------ SUPPLIED MATERIAL ------
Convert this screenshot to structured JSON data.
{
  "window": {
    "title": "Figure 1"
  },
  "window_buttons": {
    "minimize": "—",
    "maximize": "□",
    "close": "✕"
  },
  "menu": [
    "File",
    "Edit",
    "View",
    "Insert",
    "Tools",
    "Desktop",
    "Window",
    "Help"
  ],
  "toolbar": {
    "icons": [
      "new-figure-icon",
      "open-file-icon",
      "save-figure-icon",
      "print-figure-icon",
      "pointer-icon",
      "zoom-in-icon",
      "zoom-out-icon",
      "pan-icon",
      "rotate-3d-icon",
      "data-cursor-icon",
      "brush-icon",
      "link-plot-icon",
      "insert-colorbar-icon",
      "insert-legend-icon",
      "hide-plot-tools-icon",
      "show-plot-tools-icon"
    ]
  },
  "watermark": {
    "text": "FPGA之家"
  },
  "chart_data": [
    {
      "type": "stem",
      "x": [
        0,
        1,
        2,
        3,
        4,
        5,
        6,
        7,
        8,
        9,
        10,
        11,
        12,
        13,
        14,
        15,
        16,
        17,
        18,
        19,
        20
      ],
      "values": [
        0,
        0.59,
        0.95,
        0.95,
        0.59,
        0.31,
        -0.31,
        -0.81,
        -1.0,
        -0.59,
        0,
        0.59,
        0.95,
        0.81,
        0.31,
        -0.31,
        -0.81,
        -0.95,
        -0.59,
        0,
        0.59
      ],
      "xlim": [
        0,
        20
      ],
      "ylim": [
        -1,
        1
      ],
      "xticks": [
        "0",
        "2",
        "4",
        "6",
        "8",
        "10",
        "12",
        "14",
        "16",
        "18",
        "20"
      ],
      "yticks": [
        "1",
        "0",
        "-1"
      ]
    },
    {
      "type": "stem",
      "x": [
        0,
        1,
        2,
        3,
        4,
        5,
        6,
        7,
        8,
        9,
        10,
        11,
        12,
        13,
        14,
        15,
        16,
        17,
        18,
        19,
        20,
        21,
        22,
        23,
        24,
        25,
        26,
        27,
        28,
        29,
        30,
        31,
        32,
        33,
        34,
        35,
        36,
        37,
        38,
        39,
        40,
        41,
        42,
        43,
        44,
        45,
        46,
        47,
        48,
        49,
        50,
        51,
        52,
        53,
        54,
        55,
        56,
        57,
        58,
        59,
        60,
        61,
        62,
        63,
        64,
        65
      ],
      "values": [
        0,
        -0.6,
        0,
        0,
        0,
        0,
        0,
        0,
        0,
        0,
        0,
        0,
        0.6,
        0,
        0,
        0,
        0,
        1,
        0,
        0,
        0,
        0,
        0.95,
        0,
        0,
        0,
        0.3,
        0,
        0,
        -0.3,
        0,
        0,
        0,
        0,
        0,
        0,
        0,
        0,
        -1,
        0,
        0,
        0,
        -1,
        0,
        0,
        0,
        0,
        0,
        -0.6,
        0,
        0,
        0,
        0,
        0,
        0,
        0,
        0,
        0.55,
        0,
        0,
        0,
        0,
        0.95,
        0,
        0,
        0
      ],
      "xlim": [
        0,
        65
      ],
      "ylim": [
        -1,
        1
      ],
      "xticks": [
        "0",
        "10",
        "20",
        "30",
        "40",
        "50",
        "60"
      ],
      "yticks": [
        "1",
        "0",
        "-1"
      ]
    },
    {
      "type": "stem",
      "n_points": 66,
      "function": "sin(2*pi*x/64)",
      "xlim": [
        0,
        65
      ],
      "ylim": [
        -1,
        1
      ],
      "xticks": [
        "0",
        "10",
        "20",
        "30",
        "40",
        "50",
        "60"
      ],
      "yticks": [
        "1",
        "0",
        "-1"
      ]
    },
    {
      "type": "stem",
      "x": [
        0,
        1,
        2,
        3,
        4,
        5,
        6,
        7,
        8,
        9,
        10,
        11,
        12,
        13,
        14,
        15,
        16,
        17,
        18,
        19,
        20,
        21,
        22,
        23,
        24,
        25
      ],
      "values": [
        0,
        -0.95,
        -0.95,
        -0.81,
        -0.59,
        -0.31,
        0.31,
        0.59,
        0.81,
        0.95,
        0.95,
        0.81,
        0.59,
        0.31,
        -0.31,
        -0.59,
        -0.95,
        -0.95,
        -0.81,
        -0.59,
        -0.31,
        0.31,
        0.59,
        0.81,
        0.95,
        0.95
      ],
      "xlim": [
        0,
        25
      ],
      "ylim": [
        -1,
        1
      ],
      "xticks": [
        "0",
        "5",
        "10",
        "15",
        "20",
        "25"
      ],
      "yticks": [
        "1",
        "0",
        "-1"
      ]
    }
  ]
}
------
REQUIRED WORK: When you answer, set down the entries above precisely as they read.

COMPLETED EXERCISE:
Convert this screenshot to structured JSON data.
{
  "window": {
    "title": "Figure 1"
  },
  "window_buttons": {
    "minimize": "—",
    "maximize": "□",
    "close": "✕"
  },
  "menu": [
    "File",
    "Edit",
    "View",
    "Insert",
    "Tools",
    "Desktop",
    "Window",
    "Help"
  ],
  "toolbar": {
    "icons": [
      "new-figure-icon",
      "open-file-icon",
      "save-figure-icon",
      "print-figure-icon",
      "pointer-icon",
      "zoom-in-icon",
      "zoom-out-icon",
      "pan-icon",
      "rotate-3d-icon",
      "data-cursor-icon",
      "brush-icon",
      "link-plot-icon",
      "insert-colorbar-icon",
      "insert-legend-icon",
      "hide-plot-tools-icon",
      "show-plot-tools-icon"
    ]
  },
  "watermark": {
    "text": "FPGA之家"
  },
  "chart_data": [
    {
      "type": "stem",
      "x": [
        0,
        1,
        2,
        3,
        4,
        5,
        6,
        7,
        8,
        9,
        10,
        11,
        12,
        13,
        14,
        15,
        16,
        17,
        18,
        19,
        20
      ],
      "values": [
        0,
        0.59,
        0.95,
        0.95,
        0.59,
        0.31,
        -0.31,
        -0.81,
        -1.0,
        -0.59,
        0,
        0.59,
        0.95,
        0.81,
        0.31,
        -0.31,
        -0.81,
        -0.95,
        -0.59,
        0,
        0.59
      ],
      "xlim": [
        0,
        20
      ],
      "ylim": [
        -1,
        1
      ],
      "xticks": [
        "0",
        "2",
        "4",
        "6",
        "8",
        "10",
        "12",
        "14",
        "16",
        "18",
        "20"
      ],
      "yticks": [
        "1",
        "0",
        "-1"
      ]
    },
    {
      "type": "stem",
      "x": [
        0,
        1,
        2,
        3,
        4,
        5,
        6,
        7,
        8,
        9,
        10,
        11,
        12,
        13,
        14,
        15,
        16,
        17,
        18,
        19,
        20,
        21,
        22,
        23,
        24,
        25,
        26,
        27,
        28,
        29,
        30,
        31,
        32,
        33,
        34,
        35,
        36,
        37,
        38,
        39,
        40,
        41,
        42,
        43,
        44,
        45,
        46,
        47,
        48,
        49,
        50,
        51,
        52,
        53,
        54,
        55,
        56,
        57,
        58,
        59,
        60,
        61,
        62,
        63,
        64,
        65
      ],
      "values": [
        0,
        -0.6,
        0,
        0,
        0,
        0,
        0,
        0,
        0,
        0,
        0,
        0,
        0.6,
        0,
        0,
        0,
        0,
        1,
        0,
        0,
        0,
        0,
        0.95,
        0,
        0,
        0,
        0.3,
        0,
        0,
        -0.3,
        0,
        0,
        0,
        0,
        0,
        0,
        0,
        0,
        -1,
        0,
        0,
        0,
        -1,
        0,
        0,
        0,
        0,
        0,
        -0.6,
        0,
        0,
        0,
        0,
        0,
        0,
        0,
        0,
        0.55,
        0,
        0,
        0,
        0,
        0.95,
        0,
        0,
        0
      ],
      "xlim": [
        0,
        65
      ],
      "ylim": [
        -1,
        1
      ],
      "xticks": [
        "0",
        "10",
        "20",
        "30",
        "40",
        "50",
        "60"
      ],
      "yticks": [
        "1",
        "0",
        "-1"
      ]
    },
    {
      "type": "stem",
      "n_points": 66,
      "function": "sin(2*pi*x/64)",
      "xlim": [
        0,
        65
      ],
      "ylim": [
        -1,
        1
      ],
      "xticks": [
        "0",
        "10",
        "20",
        "30",
        "40",
        "50",
        "60"
      ],
      "yticks": [
        "1",
        "0",
        "-1"
      ]
    },
    {
      "type": "stem",
      "x": [
        0,
        1,
        2,
        3,
        4,
        5,
        6,
        7,
        8,
        9,
        10,
        11,
        12,
        13,
        14,
        15,
        16,
        17,
        18,
        19,
        20,
        21,
        22,
        23,
        24,
        25
      ],
      "values": [
        0,
        -0.95,
        -0.95,
        -0.81,
        -0.59,
        -0.31,
        0.31,
        0.59,
        0.81,
        0.95,
        0.95,
        0.81,
        0.59,
        0.31,
        -0.31,
        -0.59,
        -0.95,
        -0.95,
        -0.81,
        -0.59,
        -0.31,
        0.31,
        0.59,
        0.81,
        0.95,
        0.95
      ],
      "xlim": [
        0,
        25
      ],
      "ylim": [
        -1,
        1
      ],
      "xticks": [
        "0",
        "5",
        "10",
        "15",
        "20",
        "25"
      ],
      "yticks": [
        "1",
        "0",
        "-1"
      ]
    }
  ]
}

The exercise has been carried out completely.